However, when it comes to the question of language in Quebec, as the Bard would say, thereby hangs a tale.
Twice in its history Quebec has voted on establishing a separate country or something called‘sovereignty association’ – independent, but with a continued economic association with Canada. The most recent referendum in 1995 narrowly rejected sovereignty association. The electoral fortunes of Parti Quebecois, whose platform has traditionally included the pursuit of an independent nation, has ebbed and flowed since its founding in 1976; it lost in the 2014 election.
The provincial government recently appointed a‘minister of anglophone relations’to boost confidence amongst anglophones but remains committed to the controversial language law, Bill 101. This law made French the official language of Quebec and the normal workplace language. In addition French became compulsory for immigrants to the province. It exists to protect the French language.
“I think we have a comfortable relationship between the English and French groups in Montreal,”says Michel LeBlanc, president and CEO of the Metropolitan Montreal Board of Trade.“The business community I represent wants the population to feel they have access to services in French. At the same time, we realistically know most of the population is bilingual on the island. Therefore, whenever foreigners come they can be served in English too.”

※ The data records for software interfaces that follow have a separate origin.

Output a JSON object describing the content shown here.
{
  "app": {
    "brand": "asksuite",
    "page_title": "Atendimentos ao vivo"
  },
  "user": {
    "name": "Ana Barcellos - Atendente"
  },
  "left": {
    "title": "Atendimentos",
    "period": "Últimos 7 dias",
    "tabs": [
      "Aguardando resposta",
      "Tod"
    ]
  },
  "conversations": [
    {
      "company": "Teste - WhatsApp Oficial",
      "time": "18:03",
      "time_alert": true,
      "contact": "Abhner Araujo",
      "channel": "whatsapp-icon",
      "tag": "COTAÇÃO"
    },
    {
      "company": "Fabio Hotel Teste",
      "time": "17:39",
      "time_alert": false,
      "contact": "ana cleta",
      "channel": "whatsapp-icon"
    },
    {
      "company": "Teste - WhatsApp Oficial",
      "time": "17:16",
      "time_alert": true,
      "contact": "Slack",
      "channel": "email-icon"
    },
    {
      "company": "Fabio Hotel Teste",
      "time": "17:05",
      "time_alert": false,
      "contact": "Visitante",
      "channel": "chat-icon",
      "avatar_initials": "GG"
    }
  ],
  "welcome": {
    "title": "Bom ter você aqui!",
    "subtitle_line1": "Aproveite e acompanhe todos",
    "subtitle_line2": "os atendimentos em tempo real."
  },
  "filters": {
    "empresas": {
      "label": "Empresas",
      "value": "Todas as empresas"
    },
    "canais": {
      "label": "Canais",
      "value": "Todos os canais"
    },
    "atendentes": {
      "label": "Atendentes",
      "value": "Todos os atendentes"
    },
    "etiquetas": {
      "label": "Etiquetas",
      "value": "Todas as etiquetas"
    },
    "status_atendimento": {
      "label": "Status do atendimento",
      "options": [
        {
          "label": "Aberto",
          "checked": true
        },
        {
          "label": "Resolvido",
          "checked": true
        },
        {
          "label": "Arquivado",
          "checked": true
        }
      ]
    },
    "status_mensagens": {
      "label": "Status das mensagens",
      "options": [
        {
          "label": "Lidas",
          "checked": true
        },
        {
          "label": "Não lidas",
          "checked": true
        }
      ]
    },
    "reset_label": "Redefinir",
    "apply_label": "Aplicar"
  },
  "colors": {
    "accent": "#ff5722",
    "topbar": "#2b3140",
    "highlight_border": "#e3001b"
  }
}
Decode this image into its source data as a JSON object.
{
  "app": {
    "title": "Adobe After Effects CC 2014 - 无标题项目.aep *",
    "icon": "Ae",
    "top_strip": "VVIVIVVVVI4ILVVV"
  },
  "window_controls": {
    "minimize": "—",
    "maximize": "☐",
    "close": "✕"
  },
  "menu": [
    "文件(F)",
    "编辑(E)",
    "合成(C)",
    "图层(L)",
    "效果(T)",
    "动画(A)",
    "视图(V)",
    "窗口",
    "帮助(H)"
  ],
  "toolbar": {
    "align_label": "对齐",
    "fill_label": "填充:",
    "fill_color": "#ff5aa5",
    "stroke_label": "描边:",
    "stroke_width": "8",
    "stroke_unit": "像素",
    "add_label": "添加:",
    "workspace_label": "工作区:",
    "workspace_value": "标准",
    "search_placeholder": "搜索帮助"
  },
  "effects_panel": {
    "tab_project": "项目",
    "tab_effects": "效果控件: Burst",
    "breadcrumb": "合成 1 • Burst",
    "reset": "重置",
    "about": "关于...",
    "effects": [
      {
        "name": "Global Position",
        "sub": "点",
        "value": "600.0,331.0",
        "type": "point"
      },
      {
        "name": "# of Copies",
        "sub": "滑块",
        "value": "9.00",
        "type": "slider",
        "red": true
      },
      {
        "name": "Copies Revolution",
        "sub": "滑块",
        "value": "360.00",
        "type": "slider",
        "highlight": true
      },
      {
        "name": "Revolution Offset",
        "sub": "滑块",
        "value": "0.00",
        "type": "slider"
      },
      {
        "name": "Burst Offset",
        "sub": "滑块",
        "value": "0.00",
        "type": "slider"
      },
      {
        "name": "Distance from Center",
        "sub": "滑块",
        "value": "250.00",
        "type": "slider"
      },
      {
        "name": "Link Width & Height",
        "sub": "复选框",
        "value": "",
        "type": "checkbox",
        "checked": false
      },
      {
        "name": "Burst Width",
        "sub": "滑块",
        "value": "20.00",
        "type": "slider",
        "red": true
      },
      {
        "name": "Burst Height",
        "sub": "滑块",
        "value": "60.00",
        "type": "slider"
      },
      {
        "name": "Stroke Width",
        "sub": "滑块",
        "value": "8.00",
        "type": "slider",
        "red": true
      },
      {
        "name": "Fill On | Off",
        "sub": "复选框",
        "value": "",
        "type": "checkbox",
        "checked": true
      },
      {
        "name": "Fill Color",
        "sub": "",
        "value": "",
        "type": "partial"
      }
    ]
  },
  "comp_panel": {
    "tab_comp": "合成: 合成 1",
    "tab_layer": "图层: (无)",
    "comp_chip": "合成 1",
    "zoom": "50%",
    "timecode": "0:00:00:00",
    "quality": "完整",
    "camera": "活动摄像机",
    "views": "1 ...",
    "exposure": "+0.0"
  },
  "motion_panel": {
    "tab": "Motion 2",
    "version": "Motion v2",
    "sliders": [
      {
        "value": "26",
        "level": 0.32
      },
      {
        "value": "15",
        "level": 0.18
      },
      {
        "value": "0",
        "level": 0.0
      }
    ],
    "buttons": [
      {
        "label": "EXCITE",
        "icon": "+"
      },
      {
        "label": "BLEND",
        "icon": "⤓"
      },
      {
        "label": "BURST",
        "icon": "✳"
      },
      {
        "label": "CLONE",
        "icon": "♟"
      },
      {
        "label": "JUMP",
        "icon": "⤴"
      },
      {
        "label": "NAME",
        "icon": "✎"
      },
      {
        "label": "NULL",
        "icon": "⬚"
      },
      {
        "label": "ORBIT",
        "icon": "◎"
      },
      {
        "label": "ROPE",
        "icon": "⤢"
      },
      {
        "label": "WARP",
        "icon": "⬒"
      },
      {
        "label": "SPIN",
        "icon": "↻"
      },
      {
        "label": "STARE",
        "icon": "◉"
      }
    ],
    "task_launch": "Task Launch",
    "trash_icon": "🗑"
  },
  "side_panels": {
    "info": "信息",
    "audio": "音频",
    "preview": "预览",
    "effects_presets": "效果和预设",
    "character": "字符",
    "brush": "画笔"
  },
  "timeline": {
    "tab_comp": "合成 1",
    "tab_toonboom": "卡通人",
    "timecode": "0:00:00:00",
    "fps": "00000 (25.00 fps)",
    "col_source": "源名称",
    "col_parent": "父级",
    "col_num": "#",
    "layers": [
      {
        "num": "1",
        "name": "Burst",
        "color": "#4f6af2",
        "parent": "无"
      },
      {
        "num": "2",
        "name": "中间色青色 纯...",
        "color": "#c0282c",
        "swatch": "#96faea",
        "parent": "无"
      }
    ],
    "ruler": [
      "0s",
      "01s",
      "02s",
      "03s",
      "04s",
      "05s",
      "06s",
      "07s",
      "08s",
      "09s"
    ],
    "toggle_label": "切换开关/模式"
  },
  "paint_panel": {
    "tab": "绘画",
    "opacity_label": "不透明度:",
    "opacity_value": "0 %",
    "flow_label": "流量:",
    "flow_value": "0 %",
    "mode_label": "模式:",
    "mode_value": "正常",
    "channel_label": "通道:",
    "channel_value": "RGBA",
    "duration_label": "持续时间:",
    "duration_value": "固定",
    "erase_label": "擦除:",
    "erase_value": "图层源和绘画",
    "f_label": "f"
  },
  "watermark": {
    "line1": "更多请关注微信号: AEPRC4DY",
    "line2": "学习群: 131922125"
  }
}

Other problems have plagued Montreal more recently. The city’s mayor, Denis Coderre, was elected in late 2013, following the resignation of his predecessor Gerald Tremblay in November 2012 under a cloud of corruption. If this all sounds off-putting, it pales in comparison to the more recent mayoral shenanigans in Toronto which garnered international media attention.